The problem
Your reply should be made up of every line in the records below that holds the string "label".

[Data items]

• • • • • • •

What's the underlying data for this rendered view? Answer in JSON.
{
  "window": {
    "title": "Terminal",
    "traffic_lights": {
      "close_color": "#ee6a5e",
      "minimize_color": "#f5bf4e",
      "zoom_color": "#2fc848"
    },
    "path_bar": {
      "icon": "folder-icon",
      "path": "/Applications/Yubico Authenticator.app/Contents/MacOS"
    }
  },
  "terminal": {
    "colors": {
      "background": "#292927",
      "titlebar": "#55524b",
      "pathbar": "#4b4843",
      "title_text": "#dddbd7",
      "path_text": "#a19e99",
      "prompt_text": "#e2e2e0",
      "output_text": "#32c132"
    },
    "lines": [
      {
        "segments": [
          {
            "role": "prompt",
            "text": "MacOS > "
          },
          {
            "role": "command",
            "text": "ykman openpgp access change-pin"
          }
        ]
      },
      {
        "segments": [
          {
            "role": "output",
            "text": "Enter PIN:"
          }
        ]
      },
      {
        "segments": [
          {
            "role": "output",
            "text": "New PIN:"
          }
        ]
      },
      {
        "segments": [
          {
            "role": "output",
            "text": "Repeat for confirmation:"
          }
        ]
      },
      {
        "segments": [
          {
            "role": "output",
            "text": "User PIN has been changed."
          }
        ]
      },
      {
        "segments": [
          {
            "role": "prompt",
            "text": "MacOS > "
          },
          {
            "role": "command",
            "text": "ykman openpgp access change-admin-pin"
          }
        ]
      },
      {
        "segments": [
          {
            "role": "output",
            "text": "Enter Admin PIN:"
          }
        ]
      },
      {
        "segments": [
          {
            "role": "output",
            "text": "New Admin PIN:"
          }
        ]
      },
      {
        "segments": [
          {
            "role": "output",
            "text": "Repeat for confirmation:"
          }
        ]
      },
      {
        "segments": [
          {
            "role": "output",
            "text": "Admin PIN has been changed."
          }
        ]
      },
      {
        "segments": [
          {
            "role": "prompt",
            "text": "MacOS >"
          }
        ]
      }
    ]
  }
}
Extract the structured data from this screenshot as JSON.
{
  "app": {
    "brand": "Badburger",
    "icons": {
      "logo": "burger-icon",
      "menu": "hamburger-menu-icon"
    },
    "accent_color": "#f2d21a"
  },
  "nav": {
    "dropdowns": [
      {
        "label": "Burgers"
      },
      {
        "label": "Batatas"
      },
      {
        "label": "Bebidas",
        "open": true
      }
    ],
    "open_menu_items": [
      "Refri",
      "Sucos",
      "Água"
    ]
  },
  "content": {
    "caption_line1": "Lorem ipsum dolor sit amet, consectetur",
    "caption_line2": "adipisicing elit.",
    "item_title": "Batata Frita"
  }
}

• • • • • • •

The answer
        "label": "Burgers"
        "label": "Batatas"
        "label": "Bebidas",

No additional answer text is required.